Component data from apps and pages
————
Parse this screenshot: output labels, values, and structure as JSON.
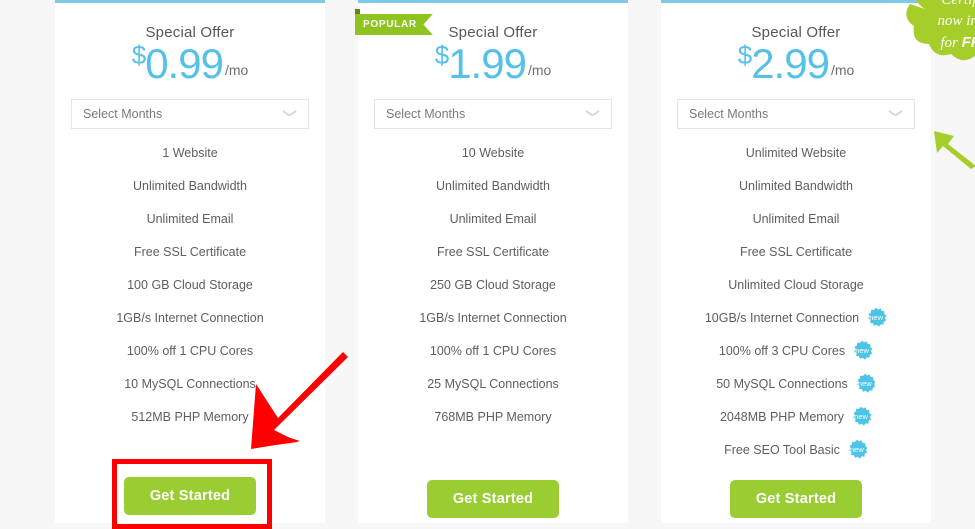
{
  "theme": {
    "page_background": "#f7f7f7",
    "card_background": "#ffffff",
    "card_top_border": "#7ec9e8",
    "price_color": "#56c1e8",
    "cta_color": "#9acd32",
    "ribbon_color": "#8fc320",
    "badge_color": "#4ec3e8",
    "annotation_color": "#ff0000",
    "splash_color": "#a6ce2a"
  },
  "plans": [
    {
      "badge": null,
      "offer_label": "Special Offer",
      "currency": "$",
      "price": "0.99",
      "period": "/mo",
      "select": {
        "value": "Select Months",
        "placeholder": "Select Months",
        "icon": "chevron-down-icon"
      },
      "features": [
        {
          "text": "1 Website",
          "new": false
        },
        {
          "text": "Unlimited Bandwidth",
          "new": false
        },
        {
          "text": "Unlimited Email",
          "new": false
        },
        {
          "text": "Free SSL Certificate",
          "new": false
        },
        {
          "text": "100 GB Cloud Storage",
          "new": false
        },
        {
          "text": "1GB/s Internet Connection",
          "new": false
        },
        {
          "text": "100% off 1 CPU Cores",
          "new": false
        },
        {
          "text": "10 MySQL Connections",
          "new": false
        },
        {
          "text": "512MB PHP Memory",
          "new": false
        }
      ],
      "cta_label": "Get Started"
    },
    {
      "badge": "POPULAR",
      "offer_label": "Special Offer",
      "currency": "$",
      "price": "1.99",
      "period": "/mo",
      "select": {
        "value": "Select Months",
        "placeholder": "Select Months",
        "icon": "chevron-down-icon"
      },
      "features": [
        {
          "text": "10 Website",
          "new": false
        },
        {
          "text": "Unlimited Bandwidth",
          "new": false
        },
        {
          "text": "Unlimited Email",
          "new": false
        },
        {
          "text": "Free SSL Certificate",
          "new": false
        },
        {
          "text": "250 GB Cloud Storage",
          "new": false
        },
        {
          "text": "1GB/s Internet Connection",
          "new": false
        },
        {
          "text": "100% off 1 CPU Cores",
          "new": false
        },
        {
          "text": "25 MySQL Connections",
          "new": false
        },
        {
          "text": "768MB PHP Memory",
          "new": false
        }
      ],
      "cta_label": "Get Started"
    },
    {
      "badge": null,
      "offer_label": "Special Offer",
      "currency": "$",
      "price": "2.99",
      "period": "/mo",
      "select": {
        "value": "Select Months",
        "placeholder": "Select Months",
        "icon": "chevron-down-icon"
      },
      "features": [
        {
          "text": "Unlimited Website",
          "new": false
        },
        {
          "text": "Unlimited Bandwidth",
          "new": false
        },
        {
          "text": "Unlimited Email",
          "new": false
        },
        {
          "text": "Free SSL Certificate",
          "new": false
        },
        {
          "text": "Unlimited Cloud Storage",
          "new": false
        },
        {
          "text": "10GB/s Internet Connection",
          "new": true
        },
        {
          "text": "100% off 3 CPU Cores",
          "new": true
        },
        {
          "text": "50 MySQL Connections",
          "new": true
        },
        {
          "text": "2048MB PHP Memory",
          "new": true
        },
        {
          "text": "Free SEO Tool Basic",
          "new": true
        }
      ],
      "cta_label": "Get Started"
    }
  ],
  "badge_label": "new",
  "promo_splash": {
    "line1": "Certifi",
    "line2": "now inc",
    "line3_prefix": "for ",
    "line3_bold": "FR"
  },
  "annotations": {
    "red_arrow": "red-arrow-pointing-to-get-started",
    "red_box": "red-highlight-around-get-started",
    "green_arrow": "green-arrow-pointing-to-plan"
  }
}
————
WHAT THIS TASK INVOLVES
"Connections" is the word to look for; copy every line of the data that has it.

ANSWER TO THIS EXERCISE
          "text": "10 MySQL Connections",
          "text": "25 MySQL Connections",
          "text": "50 MySQL Connections",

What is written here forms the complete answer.